Historical archive

Plans to offer a vaccine to 16 and 17-year-olds

Historical archive

Published under: Solberg's Government

Publisher: Ministry of Health and Care Services

The Norwegian Government is planning to offer a vaccine against COVID-19 to 16 and 17-year-olds after the over-18s have been fully vaccinated. The final decision will be made in September.

Information in other languages (more languages will be published as soon as possible):

The Norwegian Institute of Public Health recommends that 16 and 17-year-olds are offered a COVID-19 vaccine, after all people over the age of 18 have been fully vaccinated. This recommendation is based on the current state of knowledge. We will acquire more knowledge and experience from other countries who are vaccinating their young people in the near future.

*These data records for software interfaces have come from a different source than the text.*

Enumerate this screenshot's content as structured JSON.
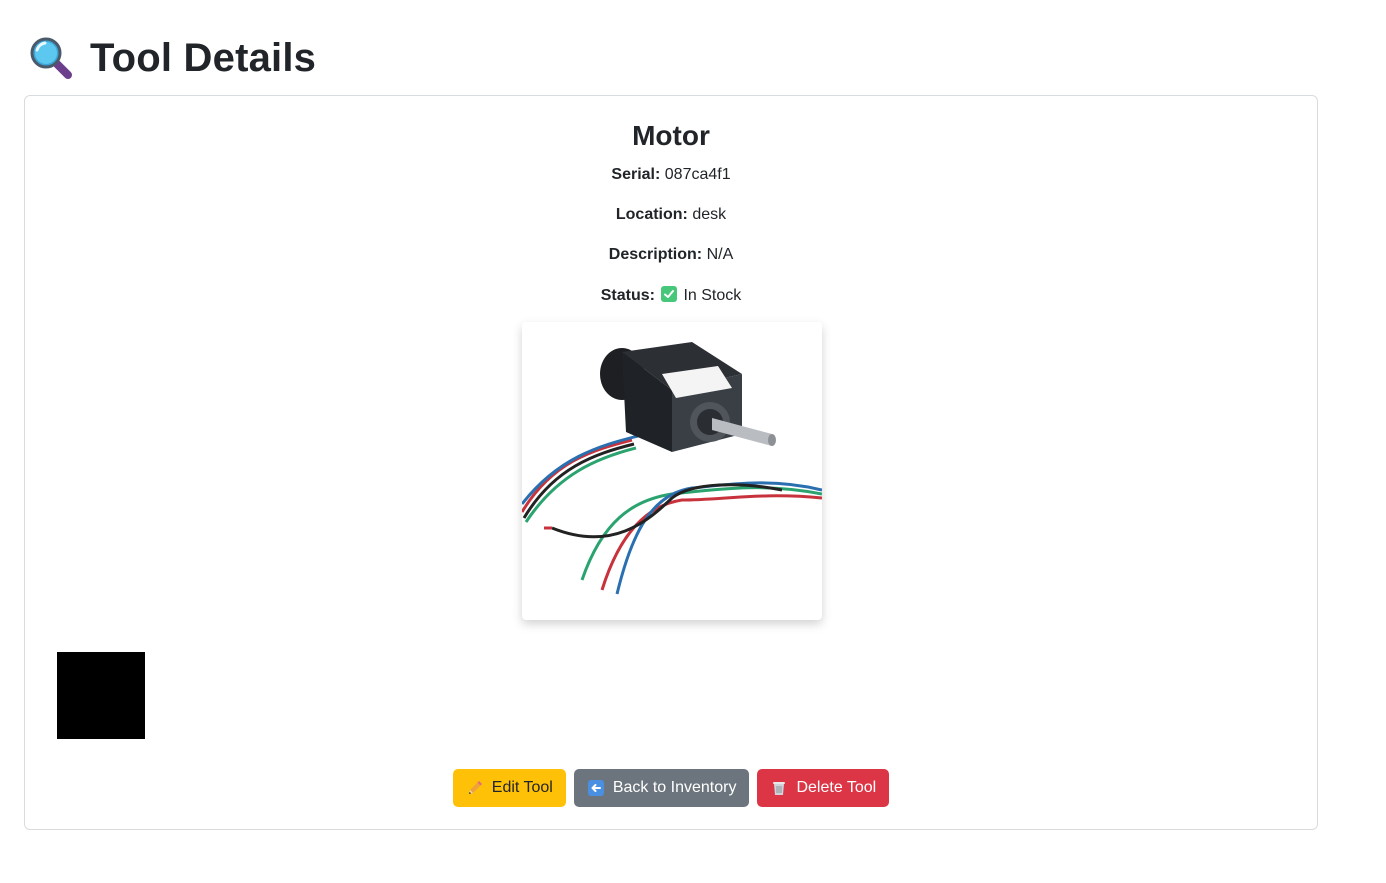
{
  "page": {
    "title": "Tool Details",
    "title_icon": "magnifying-glass-icon"
  },
  "tool": {
    "name": "Motor",
    "serial_label": "Serial:",
    "serial": "087ca4f1",
    "location_label": "Location:",
    "location": "desk",
    "description_label": "Description:",
    "description": "N/A",
    "status_label": "Status:",
    "status": "In Stock",
    "status_icon": "check-mark-icon",
    "image_icon": "stepper-motor-photo"
  },
  "actions": {
    "edit_label": "Edit Tool",
    "edit_icon": "pencil-icon",
    "back_label": "Back to Inventory",
    "back_icon": "left-arrow-icon",
    "delete_label": "Delete Tool",
    "delete_icon": "wastebasket-icon"
  },
  "colors": {
    "edit": "#ffc107",
    "back": "#6c757d",
    "delete": "#dc3545",
    "status_check": "#47c779"
  }
}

‘Before vaccinating people under the age of 18 in Norway, we want to have the best possible understanding of the vaccine’s efficacy and adverse events. The Norwegian Government therefore will not make a final decision on vaccines for 16 and 17-year-olds until the Norwegian Institute of Public Health has reviewed the matter again in September,’ says Minister of Health and Care Services Bent Høie.

Preparing the municipalities for an extension of the vaccination programme
The current COVID-19 vaccination programme comprises people who are 18 (born in 2003) and older. Vaccination is also offered to people between the ages of 12 and 18 if they have a high risk of serious disease. If the Norwegian Institute of Public Health upholds its recommendation following a new assessment in September, it is highly likely that 16 and 17-year-olds will also be included in the vaccination programme.

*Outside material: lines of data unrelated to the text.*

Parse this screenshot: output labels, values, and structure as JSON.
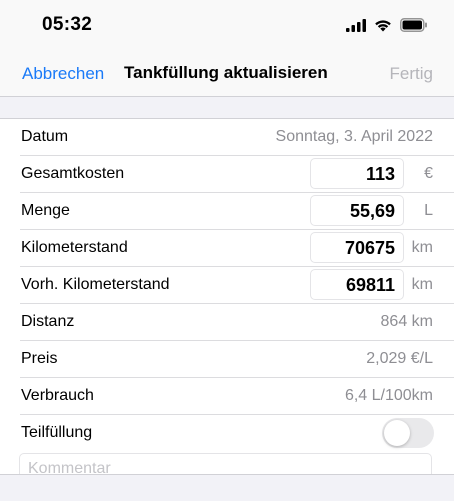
{
  "status_bar": {
    "time": "05:32",
    "icons": [
      "signal-icon",
      "wifi-icon",
      "battery-icon"
    ]
  },
  "nav": {
    "cancel_label": "Abbrechen",
    "title": "Tankfüllung aktualisieren",
    "done_label": "Fertig"
  },
  "form": {
    "datum": {
      "label": "Datum",
      "value": "Sonntag, 3. April 2022"
    },
    "gesamtkosten": {
      "label": "Gesamtkosten",
      "value": "113",
      "unit": "€"
    },
    "menge": {
      "label": "Menge",
      "value": "55,69",
      "unit": "L"
    },
    "kilometerstand": {
      "label": "Kilometerstand",
      "value": "70675",
      "unit": "km"
    },
    "vorh_kilometerstand": {
      "label": "Vorh. Kilometerstand",
      "value": "69811",
      "unit": "km"
    },
    "distanz": {
      "label": "Distanz",
      "value": "864 km"
    },
    "preis": {
      "label": "Preis",
      "value": "2,029 €/L"
    },
    "verbrauch": {
      "label": "Verbrauch",
      "value": "6,4 L/100km"
    },
    "teilfuellung": {
      "label": "Teilfüllung",
      "on": false
    },
    "kommentar": {
      "placeholder": "Kommentar",
      "value": ""
    }
  },
  "colors": {
    "accent": "#1a7af8",
    "disabled": "#b5b5ba",
    "secondary_text": "#8e8e93",
    "background": "#f2f2f7"
  }
}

According to the most recent forecasts from the Norwegian Institute of Public Health, vaccination of this age group can begin in October, at the earliest.

‘We want to prepare the municipalities for the possibility that the vaccination programme will include 16 and 17-year-olds this autumn. The municipalities need time to plan vaccination of this group, and need to be made aware that the vaccination programme will continue after the population over the age of 18 has been vaccinated,’ states Mr Høie.

Currently, the only vaccine approved for this age group is the mRNA-vaccine from Pfizer/BioNTech.

A more normal everyday life
Young people aged 16–17 have a low risk of falling seriously ill with COVID-19. Preliminary data also indicates that there is little risk of long-term consequences associated with mild COVID-19. However, data from the Norwegian Institute of Public Health indicates that young people in the age group 16–19 are found to have COVID-19 more frequently than younger children. This may be because young people in this age group are more sociable and meet more people than younger adolescents and children. We do not know how the pandemic will evolve during autumn and winter, or how transmission among young people will affect absence from school and infection control measures.

‘Even though 16 and 17-year-olds rarely fall seriously ill with COVID-19, transmission is higher than among younger adolescents and children. Moreover, this group has been seriously affected by the measures during the pandemic. The disadvantages of vaccinating this group must be weighed against the benefits of having a more normal everyday life involving fewer infection control measures,’ says Mr Høie.